New Trout 5 Cleat Lightens Up with Different Materials, Construction
Mike Trout’s five-tool playing style provides an extra challenge for Nike’s cleat designers. In the fifth iteration of the signature cleat for the Los Angeles star, Mike Ekstrom, product line manager of the Trout 5, says a mix of data and new materials improves a cleat line for a special type of player.
“At 6-4, 230 pounds, Mike is a linebacker that happens to be the best baseball player in the world,” says Ekstrom. “It is a challenge for us to keep him locked on the (footbed) platform. The (Trout) 4 did a great job and we wanted to build off that in a more lightweight manner.”
The new Nike Force Zoom Trout 5, debuting ahead of the July All-Star Game, recreates the cleat upper in a “big departure” from the line. “It is a very different looking shoe, but the performance benefits are very much the same,” Ekstrom says.
Nike brought Trout to its Sport Research Lab on its headquarters in Oregon in 2017, using pressure mapping to create the plate and Zoom Air cushioning system—two hexagonal air bags in the forefoot and one in the heel—for the Trout 4. Ekstrom carried that same design into the 5, but used additional data from the lab to remake the upper. “We put him through the paces,” Ekstrom says. “It was awesome he could come out. He made throws, took swings and we were able to see how his foot interacted with the shoe in all those movements.”
The Trout 5 builds up stability in the ankle and heel and becomes more minimal is it moves toward the midfoot and toe. An engineered woven panel on the inside of the foot cinches tight for stability, while a bootie tongue wraps the foot. New for the 5, the bootie features an easy entry system on the neoprene that allows Trout to slide into the cleat quicker, but closes tight when laced.
The upper expands perforations for more breathability and reduced weight. “With Trout being such a big, strong guy and so athletic, we could keep adding and adding onto the cleat, but we would end up with a heavier cleat,” Ekstrom says. “The challenge is to get the same fit, feel and comfort in a more lightweight manner. The perf holes are bigger, making it more breathable, lightweight and flexible.”
While cutting weight was a goal, it wasn’t the ultimate goal. “We are not trying to make the lightest cleat for Mike Trout, it needs to match his performance,” Ekstrom says. “But if we can shave weight out, baseball is such a long season, every half ounce we shave here and there adds up to a lot of weight.”
With the performance set, designers ensured the cleat had touches Trout. “This is our signature model in Nike baseball, so we want to do stuff that is authentic to Mike, not only the ball player but also the personality,” Ekstrom says. “We met with him a half-dozen times, if not more, on this cleat and learned what makes Mike Trout click.
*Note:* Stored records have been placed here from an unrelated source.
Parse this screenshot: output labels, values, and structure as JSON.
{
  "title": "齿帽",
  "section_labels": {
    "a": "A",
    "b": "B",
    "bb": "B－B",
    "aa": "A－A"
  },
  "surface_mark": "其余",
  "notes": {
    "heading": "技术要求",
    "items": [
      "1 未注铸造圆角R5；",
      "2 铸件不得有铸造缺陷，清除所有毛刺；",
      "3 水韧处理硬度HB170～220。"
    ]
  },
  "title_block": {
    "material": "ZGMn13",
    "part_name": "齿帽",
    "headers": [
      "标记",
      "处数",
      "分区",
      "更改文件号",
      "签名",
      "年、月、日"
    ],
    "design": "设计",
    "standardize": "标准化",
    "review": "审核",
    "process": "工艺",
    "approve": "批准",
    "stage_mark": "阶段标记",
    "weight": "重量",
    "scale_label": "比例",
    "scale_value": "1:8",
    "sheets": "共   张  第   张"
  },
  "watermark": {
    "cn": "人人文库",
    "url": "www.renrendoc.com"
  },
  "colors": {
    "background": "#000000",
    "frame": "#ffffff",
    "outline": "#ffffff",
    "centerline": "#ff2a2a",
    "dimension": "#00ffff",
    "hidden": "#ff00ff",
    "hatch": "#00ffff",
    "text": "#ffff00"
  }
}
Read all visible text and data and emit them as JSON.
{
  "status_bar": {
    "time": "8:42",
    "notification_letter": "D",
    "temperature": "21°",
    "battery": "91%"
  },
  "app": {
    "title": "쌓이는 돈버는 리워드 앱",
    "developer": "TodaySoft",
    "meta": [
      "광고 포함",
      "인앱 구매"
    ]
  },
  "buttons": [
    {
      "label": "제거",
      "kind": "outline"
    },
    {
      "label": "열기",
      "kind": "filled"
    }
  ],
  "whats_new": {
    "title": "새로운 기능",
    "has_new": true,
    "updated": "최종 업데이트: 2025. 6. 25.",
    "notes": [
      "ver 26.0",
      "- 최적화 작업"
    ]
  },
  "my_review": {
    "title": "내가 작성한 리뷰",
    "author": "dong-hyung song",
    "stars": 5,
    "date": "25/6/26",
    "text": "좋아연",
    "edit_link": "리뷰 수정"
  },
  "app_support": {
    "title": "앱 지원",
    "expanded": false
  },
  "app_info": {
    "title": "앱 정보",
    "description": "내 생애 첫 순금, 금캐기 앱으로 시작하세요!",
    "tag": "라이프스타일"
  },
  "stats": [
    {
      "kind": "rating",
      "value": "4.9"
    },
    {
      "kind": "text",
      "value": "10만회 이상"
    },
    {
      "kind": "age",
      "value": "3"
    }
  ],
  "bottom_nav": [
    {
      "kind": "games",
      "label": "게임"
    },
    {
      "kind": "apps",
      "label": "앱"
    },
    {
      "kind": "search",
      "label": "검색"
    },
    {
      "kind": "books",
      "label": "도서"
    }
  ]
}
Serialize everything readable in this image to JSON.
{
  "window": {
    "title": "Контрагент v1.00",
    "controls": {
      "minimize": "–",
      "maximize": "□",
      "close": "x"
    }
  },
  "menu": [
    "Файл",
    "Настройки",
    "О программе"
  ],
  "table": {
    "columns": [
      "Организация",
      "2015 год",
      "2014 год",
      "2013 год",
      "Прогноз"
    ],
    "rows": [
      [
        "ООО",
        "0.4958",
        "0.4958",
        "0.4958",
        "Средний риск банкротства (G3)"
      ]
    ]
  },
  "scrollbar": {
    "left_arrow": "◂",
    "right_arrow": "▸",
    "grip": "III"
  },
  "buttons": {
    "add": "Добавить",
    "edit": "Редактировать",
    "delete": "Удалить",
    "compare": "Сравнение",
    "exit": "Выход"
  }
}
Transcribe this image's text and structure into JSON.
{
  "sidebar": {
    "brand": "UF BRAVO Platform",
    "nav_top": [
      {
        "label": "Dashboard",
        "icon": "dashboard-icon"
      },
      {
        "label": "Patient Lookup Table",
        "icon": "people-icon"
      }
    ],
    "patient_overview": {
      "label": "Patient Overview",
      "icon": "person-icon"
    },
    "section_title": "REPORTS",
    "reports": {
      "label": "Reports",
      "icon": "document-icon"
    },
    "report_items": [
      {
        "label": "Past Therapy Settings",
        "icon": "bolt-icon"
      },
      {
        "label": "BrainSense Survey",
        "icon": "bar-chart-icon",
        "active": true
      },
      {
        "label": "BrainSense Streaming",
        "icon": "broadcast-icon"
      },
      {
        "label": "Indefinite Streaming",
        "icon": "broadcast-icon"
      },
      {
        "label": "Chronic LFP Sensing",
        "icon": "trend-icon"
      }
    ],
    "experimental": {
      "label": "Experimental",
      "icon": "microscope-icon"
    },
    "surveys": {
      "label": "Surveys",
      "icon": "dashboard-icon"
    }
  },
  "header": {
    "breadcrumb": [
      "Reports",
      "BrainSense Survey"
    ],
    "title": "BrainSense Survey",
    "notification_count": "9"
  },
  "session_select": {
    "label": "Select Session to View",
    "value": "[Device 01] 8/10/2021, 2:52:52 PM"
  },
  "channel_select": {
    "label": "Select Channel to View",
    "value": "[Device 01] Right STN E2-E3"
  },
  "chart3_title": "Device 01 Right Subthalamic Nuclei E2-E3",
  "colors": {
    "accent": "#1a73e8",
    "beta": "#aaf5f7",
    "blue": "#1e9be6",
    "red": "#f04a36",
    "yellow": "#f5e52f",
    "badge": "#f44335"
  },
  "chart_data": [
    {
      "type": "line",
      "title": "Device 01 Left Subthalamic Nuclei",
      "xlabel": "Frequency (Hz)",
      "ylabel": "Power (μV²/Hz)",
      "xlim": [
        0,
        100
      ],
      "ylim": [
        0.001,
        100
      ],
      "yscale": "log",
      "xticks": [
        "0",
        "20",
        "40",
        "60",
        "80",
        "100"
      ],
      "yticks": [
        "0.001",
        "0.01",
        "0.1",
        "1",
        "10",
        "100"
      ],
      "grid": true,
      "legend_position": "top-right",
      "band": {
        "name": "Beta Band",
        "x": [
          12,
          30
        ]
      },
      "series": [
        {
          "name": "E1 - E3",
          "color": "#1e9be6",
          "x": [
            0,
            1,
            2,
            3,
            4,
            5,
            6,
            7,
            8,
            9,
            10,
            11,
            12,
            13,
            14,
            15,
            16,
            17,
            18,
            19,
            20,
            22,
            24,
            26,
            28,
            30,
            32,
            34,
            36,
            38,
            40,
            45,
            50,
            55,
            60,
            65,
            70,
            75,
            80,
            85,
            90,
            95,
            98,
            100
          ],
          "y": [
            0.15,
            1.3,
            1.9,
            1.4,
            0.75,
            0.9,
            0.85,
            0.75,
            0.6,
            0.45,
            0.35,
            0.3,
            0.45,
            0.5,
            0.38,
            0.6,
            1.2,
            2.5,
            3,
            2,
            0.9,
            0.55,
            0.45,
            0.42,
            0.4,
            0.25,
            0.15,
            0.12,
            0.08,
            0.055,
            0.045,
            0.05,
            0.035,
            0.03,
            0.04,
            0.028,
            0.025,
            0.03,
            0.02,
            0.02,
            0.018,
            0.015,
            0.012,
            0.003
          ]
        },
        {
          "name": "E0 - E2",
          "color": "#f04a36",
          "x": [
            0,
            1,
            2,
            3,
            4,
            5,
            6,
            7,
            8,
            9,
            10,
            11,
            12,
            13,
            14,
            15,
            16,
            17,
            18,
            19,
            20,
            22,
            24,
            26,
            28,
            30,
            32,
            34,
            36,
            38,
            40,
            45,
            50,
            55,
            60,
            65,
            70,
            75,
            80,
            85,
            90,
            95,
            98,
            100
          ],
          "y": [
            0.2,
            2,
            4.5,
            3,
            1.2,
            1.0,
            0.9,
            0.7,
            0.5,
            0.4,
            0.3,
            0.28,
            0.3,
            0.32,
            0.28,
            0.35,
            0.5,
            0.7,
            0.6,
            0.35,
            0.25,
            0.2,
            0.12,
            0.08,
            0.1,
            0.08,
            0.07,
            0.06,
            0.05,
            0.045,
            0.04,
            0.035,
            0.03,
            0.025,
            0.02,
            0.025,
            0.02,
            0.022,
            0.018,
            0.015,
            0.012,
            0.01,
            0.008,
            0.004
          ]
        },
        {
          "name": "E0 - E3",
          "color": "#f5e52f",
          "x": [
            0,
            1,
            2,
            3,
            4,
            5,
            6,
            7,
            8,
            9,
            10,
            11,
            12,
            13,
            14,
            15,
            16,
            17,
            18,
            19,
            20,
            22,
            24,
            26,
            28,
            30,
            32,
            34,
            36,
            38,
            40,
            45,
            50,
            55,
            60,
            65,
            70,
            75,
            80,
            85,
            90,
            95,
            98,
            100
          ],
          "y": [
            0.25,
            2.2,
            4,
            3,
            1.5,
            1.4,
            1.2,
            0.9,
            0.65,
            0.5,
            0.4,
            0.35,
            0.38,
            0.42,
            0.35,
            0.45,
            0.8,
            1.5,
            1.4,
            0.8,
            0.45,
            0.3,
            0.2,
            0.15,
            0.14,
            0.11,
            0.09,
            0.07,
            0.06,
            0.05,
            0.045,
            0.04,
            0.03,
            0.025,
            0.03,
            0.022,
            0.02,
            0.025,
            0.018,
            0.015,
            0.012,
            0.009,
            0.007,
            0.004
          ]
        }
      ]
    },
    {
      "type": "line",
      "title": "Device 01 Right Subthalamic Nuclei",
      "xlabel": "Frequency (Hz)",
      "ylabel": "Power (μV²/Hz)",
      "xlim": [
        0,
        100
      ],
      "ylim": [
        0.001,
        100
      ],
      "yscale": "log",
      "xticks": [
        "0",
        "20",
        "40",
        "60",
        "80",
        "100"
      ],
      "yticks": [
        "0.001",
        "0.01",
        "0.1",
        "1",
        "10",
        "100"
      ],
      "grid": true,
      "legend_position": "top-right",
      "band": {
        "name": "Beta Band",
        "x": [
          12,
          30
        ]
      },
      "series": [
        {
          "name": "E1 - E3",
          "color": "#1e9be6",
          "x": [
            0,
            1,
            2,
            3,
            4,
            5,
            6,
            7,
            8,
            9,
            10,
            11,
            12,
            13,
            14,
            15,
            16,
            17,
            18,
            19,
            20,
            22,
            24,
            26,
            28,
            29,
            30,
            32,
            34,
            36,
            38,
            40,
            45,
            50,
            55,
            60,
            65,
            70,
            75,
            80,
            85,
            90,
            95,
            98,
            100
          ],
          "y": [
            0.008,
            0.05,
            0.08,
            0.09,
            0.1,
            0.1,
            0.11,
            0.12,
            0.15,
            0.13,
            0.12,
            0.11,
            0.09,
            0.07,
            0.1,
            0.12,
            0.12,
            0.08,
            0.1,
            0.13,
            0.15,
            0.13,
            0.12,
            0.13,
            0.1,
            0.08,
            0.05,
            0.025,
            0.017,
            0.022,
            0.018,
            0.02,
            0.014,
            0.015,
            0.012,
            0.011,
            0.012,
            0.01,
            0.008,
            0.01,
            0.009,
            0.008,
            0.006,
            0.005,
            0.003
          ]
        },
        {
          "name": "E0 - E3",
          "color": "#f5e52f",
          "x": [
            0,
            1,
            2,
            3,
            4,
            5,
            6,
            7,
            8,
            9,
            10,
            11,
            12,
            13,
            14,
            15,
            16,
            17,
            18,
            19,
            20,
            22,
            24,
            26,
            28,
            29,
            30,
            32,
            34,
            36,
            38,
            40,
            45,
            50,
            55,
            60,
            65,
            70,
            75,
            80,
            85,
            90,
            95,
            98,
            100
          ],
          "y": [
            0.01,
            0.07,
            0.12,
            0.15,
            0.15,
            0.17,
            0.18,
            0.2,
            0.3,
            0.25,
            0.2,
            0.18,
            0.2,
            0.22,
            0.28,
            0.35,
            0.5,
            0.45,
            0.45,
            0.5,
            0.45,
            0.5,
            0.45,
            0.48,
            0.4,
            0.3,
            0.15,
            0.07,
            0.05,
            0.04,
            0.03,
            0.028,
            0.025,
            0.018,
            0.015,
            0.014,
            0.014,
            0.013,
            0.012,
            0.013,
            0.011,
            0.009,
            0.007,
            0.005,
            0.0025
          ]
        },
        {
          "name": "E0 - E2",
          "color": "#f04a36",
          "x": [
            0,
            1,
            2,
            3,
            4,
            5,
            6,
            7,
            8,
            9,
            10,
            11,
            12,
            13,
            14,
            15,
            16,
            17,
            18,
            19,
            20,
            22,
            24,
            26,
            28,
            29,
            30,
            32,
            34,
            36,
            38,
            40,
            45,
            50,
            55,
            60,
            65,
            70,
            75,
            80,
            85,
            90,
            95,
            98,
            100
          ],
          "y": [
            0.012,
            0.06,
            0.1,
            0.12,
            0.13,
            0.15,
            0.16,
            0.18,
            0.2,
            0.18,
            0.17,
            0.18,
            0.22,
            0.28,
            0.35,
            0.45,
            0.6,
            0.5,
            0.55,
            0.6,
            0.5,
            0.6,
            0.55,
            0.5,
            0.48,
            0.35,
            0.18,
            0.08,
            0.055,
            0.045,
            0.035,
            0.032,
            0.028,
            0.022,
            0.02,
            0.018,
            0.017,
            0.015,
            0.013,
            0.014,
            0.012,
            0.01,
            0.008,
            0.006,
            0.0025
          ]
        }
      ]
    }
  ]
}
We want to tell those stories in the cleat.”
How The 60-Game Season Affects Players' Milestone Pursuits
A look at how losing 102 games this season could affect star players' pursuits of 3,000 hits, 500 home runs and 3,000 strikeouts.
The Trout 5 features the debut of Trout’s new personal logo on the heel tab. The “856” area code of his hometown of Milville, New Jersey, shows up on the back and his love of fishing colors the entire All-Star design. “Mike loves to hunt and fish and loves it when we tell the Trout trout story,” Ekstrom says. With the All-Star game across the Chesapeake Bay from his hometown, where he grew up fishing for striped bass, the design team tried to bring that particular fish to life with a white, red and grey design.
Moving forward, expect a bounty of new colors flowing throughout the rest of this season and into next season. “We have mild and wild and everything in between,” Ekstrom says. “Whether you want to match teammates or be seen from the upper deck, we are trying to serve all consumer needs with color.”
Tim Newcomb covers gear and business for Baseball America. Follow him on Twitter at @tdnewcomb.